I am not really amazed at how some Christians respond to issues like climate change. Their response is consistent with how they view a lot of issues. It seems to me that the following are (generally speaking) simple truisms:
- We have embraced a “confirmation bias” that causes us to lean into views that fit with our larger view of life. When anything challenges this view we quickly reject it as dangerous or foolish.
- We do “thought association” freely. In this case the pope writes about an issue that divides us politically so we attack his research and public conclusions based upon the notion that a pope has no business speaking to political concerns in this manner. If he does speak in such a manner it must be because he is a liberal who is not truly interest in freedom, jobs or the production of needed energy.
- We defend macro-business by giving it a virtual “free pass” to pollute the environment because we do not see creative ways to save money and improve life and (also) protect the environment. Let me ask some simple questions: “Let’s assume that climate science has gotten this issue wrong. We then work to clean up the planet for the next five decades only to see that very little changes.
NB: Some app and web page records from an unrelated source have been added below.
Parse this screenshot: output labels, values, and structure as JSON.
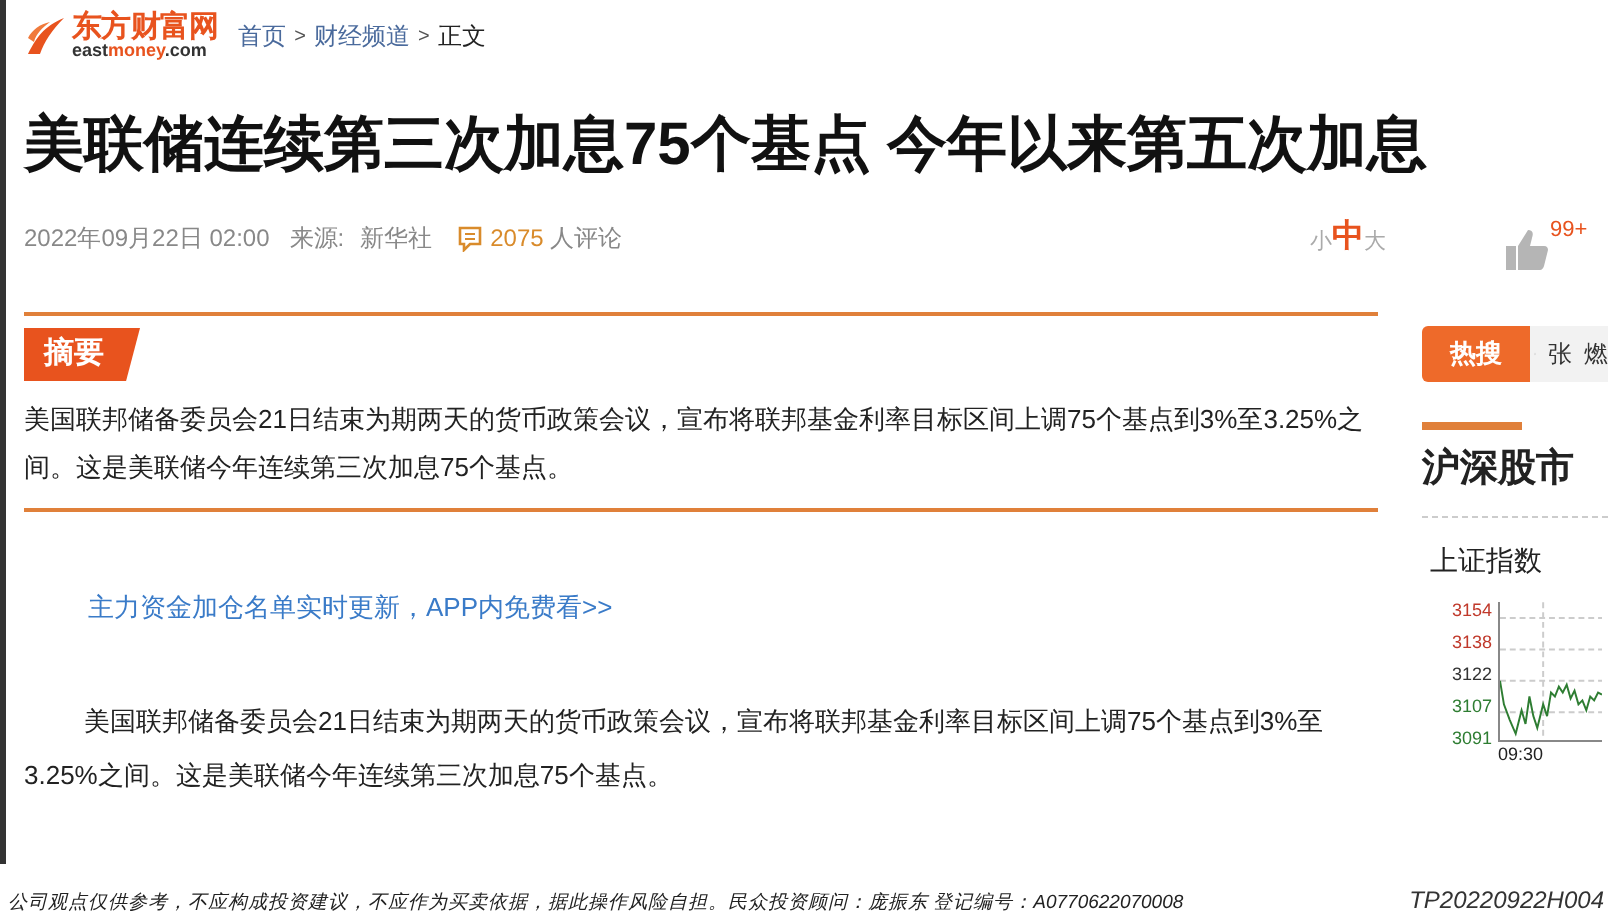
{
  "header": {
    "logo_name": "东方财富网",
    "logo_domain_parts": [
      "east",
      "money",
      ".com"
    ],
    "breadcrumb": [
      {
        "label": "首页",
        "link": true
      },
      {
        "label": "财经频道",
        "link": true
      },
      {
        "label": "正文",
        "link": false
      }
    ],
    "separator": ">"
  },
  "article": {
    "title": "美联储连续第三次加息75个基点 今年以来第五次加息",
    "date": "2022年09月22日 02:00",
    "source_label": "来源:",
    "source": "新华社",
    "comments_count": "2075",
    "comments_label": "人评论",
    "font_sizes": [
      {
        "label": "小",
        "selected": false
      },
      {
        "label": "中",
        "selected": true
      },
      {
        "label": "大",
        "selected": false
      }
    ],
    "likes": "99+",
    "summary": {
      "heading": "摘要",
      "text": "美国联邦储备委员会21日结束为期两天的货币政策会议，宣布将联邦基金利率目标区间上调75个基点到3%至3.25%之间。这是美联储今年连续第三次加息75个基点。"
    },
    "promo_link": "主力资金加仓名单实时更新，APP内免费看>>",
    "body": "美国联邦储备委员会21日结束为期两天的货币政策会议，宣布将联邦基金利率目标区间上调75个基点到3%至3.25%之间。这是美联储今年连续第三次加息75个基点。"
  },
  "sidebar": {
    "hot_search": {
      "label": "热搜",
      "items": [
        "张",
        "燃"
      ]
    },
    "market_heading": "沪深股市",
    "index_name": "上证指数",
    "chart_y_labels": [
      {
        "label": "3154",
        "color": "#c0392b"
      },
      {
        "label": "3138",
        "color": "#c0392b"
      },
      {
        "label": "3122",
        "color": "#333333"
      },
      {
        "label": "3107",
        "color": "#2e7d32"
      },
      {
        "label": "3091",
        "color": "#2e7d32"
      }
    ],
    "chart_x_label": "09:30"
  },
  "footer": {
    "disclaimer": "公司观点仅供参考，不应构成投资建议，不应作为买卖依据，据此操作风险自担。民众投资顾问：庞振东 登记编号：A0770622070008",
    "code": "TP20220922H004"
  }
}
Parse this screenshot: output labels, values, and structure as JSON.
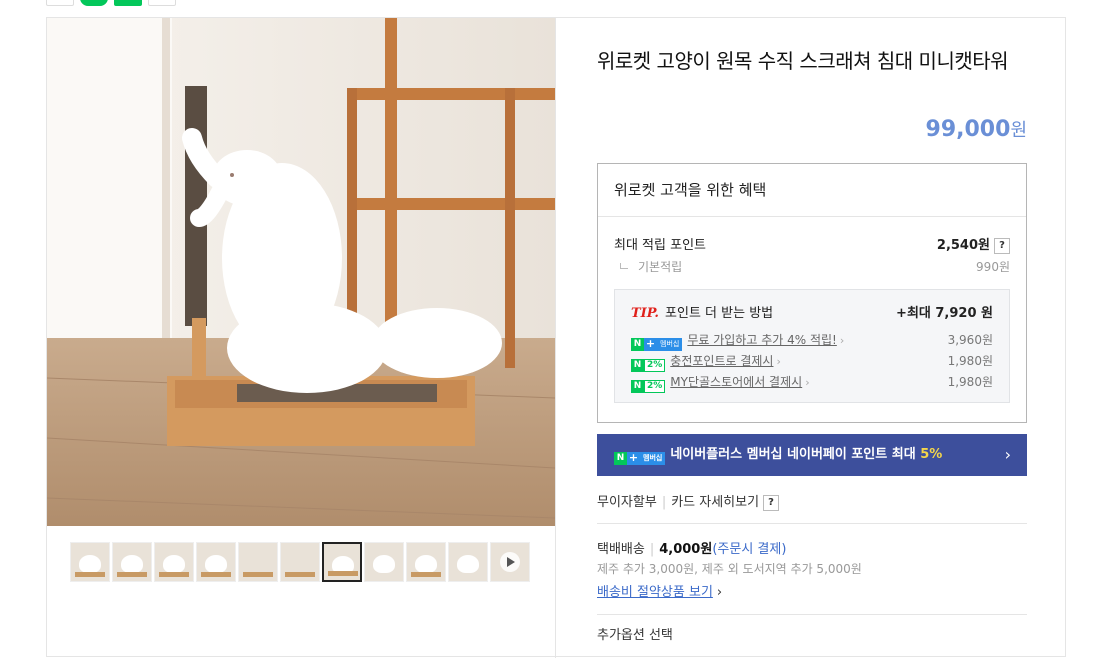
{
  "product": {
    "title": "위로켓 고양이 원목 수직 스크래쳐 침대 미니캣타워",
    "price": "99,000",
    "price_unit": "원"
  },
  "benefit": {
    "heading": "위로켓 고객을 위한 혜택",
    "max_points_label": "최대 적립 포인트",
    "max_points_value": "2,540원",
    "help_glyph": "?",
    "base_label": "기본적립",
    "base_value": "990원",
    "tip": {
      "tip_mark": "TIP.",
      "heading": "포인트 더 받는 방법",
      "max_value": "+최대 7,920 원",
      "rows": [
        {
          "badge_n": "N",
          "badge_plus": "+",
          "badge_text": "멤버십",
          "label": "무료 가입하고 추가 4% 적립!",
          "value": "3,960원"
        },
        {
          "badge_n": "N",
          "badge_text": "2%",
          "label": "충전포인트로 결제시",
          "value": "1,980원"
        },
        {
          "badge_n": "N",
          "badge_text": "2%",
          "label": "MY단골스토어에서 결제시",
          "value": "1,980원"
        }
      ]
    }
  },
  "plus_banner": {
    "badge_n": "N",
    "badge_plus": "+",
    "badge_text": "멤버십",
    "text": "네이버플러스 멤버십 네이버페이 포인트 최대 ",
    "highlight": "5%",
    "chevron": "›"
  },
  "card": {
    "installment": "무이자할부",
    "details": "카드 자세히보기",
    "help_glyph": "?"
  },
  "shipping": {
    "label": "택배배송",
    "fee": "4,000원",
    "payment": "(주문시 결제)",
    "extra": "제주 추가 3,000원, 제주 외 도서지역 추가 5,000원",
    "link": "배송비 절약상품 보기",
    "link_arrow": "›"
  },
  "next_section_label": "추가옵션 선택",
  "thumbnails": [
    "thumb-1",
    "thumb-2",
    "thumb-3",
    "thumb-4",
    "thumb-5",
    "thumb-6",
    "thumb-7",
    "thumb-8",
    "thumb-9",
    "thumb-10",
    "thumb-11"
  ]
}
Isn’t it better that we tried to improve our response to the earth than to have done little or nothing at all? Isn’t a greener and safer planet a responsible goal even if it creates some financial hardship temporarily? Or is the only thing that really matters how much gas and oil we can produce so that we can live the good life that we are accustomed to living in the industrialized West?”
It is particularly interesting that this document shows a notable reorientation of the church’s understanding of the human person, from a being that dominates over God’s gifts to one that responsibly serves creation as a human steward of God’s earth. The first view has been defended by some Christians because of Genesis 1:27, a text which remarkably supports creation care.
The title Laudato Si’ comes from St. Francis of Assisi’s famous 13th-century prayer “The Canticle of the Creatures.” Translated into English it means either “Be praised” or “Praised be.” It is an Umbrian-Italian phrase that was used throughout the prayer of St. Francis to give thanks to God for creation.
Two Catholic U.S. presidential candidates have already attacked the document. Now Mitt Romney has shown a willingness to embrace the pope’s ideas. I am watching closely to see how this gigantic field of GOP candidates responds since their 2012 standard-bearer has embraced the basic ideas of the pope.
I have not read the document in entirety but plan to do so this week. Based upon reports from those who have read it the main issues and themes touched upon in the letter include:
•Environmental degradation causing lack of access to drinking water, loss of biodiversity, and decline in quality of human life;
•Pervasive global inequity that leaves billions experiencing “ecological debt”;
•The search for long-term solutions to replace fossil fuels and other unsustainable energies;
•Tying together the ecological crisis with a global social crisis that leaves the poorest in the world behind and does not make them part of international decision-making;
•Changes in global lifestyle that could “bring healthy pressure to bear on those who wield political, economic and social power.”